The movement of the skin is key to rectilinear locomotion. As the reptile moves along, the ventral skin (the belly skin) flexes far more than that over the ribs and back. The skin grips the ground like a car's tire treads, and muscles then pull the skeleture forward in a fluid and seamless motion. This fluid movement is the result of the muscles sequentially activating from the head to the tail. The snake stretches its belly skin forward to gain traction, then the vertebral column is pulled forward; wash, rinse, repeat.
"The vertebral column moves forward at a constant rate.One set of muscles pulls the skin forward and then it gets anchored in place. And opposite antagonistic muscles pull on the vertebral column." -Newman Source
Though the technology of the time limited his ability to study such moments, the study did confirm that Lissman's hypothesis was largely correct.
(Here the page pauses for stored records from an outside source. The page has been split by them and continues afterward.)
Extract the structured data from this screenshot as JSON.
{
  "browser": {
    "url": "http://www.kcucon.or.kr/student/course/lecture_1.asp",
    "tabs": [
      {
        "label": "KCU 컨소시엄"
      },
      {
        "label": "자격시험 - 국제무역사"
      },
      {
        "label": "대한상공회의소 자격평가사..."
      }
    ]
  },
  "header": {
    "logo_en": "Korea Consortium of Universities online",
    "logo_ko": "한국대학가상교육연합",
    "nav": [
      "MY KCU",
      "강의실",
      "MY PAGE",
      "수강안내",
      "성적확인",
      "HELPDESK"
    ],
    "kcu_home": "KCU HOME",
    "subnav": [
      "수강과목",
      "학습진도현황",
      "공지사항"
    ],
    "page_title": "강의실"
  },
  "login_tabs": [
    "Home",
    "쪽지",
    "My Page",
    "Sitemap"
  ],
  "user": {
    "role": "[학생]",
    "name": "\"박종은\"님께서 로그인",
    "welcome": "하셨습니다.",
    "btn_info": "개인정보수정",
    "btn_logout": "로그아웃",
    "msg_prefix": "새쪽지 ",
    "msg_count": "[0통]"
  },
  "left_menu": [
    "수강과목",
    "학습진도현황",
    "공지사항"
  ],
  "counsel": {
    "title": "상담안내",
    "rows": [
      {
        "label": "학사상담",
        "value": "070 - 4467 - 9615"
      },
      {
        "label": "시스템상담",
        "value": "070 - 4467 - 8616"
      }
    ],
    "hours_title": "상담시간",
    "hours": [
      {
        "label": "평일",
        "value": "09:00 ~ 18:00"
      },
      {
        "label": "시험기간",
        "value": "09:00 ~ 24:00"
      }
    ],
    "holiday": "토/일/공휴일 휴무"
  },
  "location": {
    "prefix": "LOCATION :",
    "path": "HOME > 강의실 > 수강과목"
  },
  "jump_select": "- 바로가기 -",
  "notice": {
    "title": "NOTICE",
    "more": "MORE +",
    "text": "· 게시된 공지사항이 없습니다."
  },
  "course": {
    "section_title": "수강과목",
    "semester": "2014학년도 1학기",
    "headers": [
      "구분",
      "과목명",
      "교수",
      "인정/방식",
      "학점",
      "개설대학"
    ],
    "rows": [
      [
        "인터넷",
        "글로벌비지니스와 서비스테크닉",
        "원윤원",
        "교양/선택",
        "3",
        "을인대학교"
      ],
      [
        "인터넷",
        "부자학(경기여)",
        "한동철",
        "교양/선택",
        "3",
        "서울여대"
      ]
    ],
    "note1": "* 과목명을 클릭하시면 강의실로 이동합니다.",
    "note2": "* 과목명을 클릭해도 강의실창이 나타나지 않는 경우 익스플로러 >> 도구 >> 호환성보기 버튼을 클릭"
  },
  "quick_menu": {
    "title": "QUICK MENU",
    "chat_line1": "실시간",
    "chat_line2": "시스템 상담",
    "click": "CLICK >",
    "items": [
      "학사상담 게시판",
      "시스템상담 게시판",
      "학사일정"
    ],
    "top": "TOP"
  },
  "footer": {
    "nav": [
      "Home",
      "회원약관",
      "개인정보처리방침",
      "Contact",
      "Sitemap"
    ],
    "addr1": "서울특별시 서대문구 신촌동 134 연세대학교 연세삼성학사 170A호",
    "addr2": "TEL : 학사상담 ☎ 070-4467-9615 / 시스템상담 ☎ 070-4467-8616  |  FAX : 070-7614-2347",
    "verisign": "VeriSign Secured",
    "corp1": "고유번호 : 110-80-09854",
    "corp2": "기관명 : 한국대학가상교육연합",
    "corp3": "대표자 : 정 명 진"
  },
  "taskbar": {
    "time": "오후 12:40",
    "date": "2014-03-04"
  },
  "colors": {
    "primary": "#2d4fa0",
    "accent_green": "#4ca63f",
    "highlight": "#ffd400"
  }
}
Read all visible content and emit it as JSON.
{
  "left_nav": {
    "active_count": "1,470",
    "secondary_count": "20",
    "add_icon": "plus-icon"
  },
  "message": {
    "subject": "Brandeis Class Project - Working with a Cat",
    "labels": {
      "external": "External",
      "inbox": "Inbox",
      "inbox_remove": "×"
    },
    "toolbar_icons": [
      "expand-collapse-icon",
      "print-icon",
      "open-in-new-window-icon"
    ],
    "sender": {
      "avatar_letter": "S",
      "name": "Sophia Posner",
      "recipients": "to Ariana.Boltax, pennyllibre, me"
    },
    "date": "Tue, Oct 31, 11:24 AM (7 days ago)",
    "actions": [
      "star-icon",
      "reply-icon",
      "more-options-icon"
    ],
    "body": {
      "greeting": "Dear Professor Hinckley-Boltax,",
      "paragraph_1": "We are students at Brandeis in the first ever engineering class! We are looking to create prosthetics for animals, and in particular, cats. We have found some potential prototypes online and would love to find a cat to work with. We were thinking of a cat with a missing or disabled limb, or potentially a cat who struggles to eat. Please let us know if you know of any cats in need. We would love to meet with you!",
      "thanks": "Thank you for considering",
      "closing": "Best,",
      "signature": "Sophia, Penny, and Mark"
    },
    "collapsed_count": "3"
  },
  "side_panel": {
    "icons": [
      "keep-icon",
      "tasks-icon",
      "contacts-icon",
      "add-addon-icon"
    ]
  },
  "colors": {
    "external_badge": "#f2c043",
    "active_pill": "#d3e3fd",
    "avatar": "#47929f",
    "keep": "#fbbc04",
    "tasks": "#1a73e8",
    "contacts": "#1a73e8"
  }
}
"But he hypothesized that the muscle that shortens the skin was the mechanism that propels a snake forward. He got that wrong. But given the time he conducted the study, I marvel at how he was able to do it. I have tremendous admiration for his insights." -Jayne Source
The advantages of such movement for a snake is fairly obvious. Rectilinear movement enables these animals to burrow underground with ease as they don't require the room to bend their bodies. This is ideal for both taking shelter from predators and unfavorable environmental conditions and in obtaining food. For species that feed largely on rodents, this movement allows them to easily enter burrows and seek out their prey where it lives.
"Snakes evolved from burrowing ancestors. You can fit in much narrower holes or tunnels by moving this way than if you had to bend your body and push against something." -Newman Source
So, the big scientific question remains: how does this discovery help us? Actually, this discovery of fluid rectilinear movement could profoundly impact the robotics industry. Developers have already begun working on snake-like robots that move in a serpentine motion in the hopes that these robots could inspect pipelines or underwater equipment. However, if these machines were able to utilize a snake's rectilinear locomotion, they would be able to traverse these tight spaces far more efficiently, which could be a real game changer.
"This research could inform robotics. It would be a big advantage to be able to move in straight lines in small, confined spaces. They could use snake-like robots for search-and-rescue in debris and collapsed buildings." -Newman Source
In other words, the simple understanding of how these reptiles move could be utilized to save human lives. Moving through the tightest spaces, these robots could find victims trapped among debris and allow first responders to focus their rescue efforts. It's just one more example of how these amazing animals, often so feared and hated by humans, could be key to improving human health, wellness and technological advancement.
Article Link: https://www.sciencedaily.com/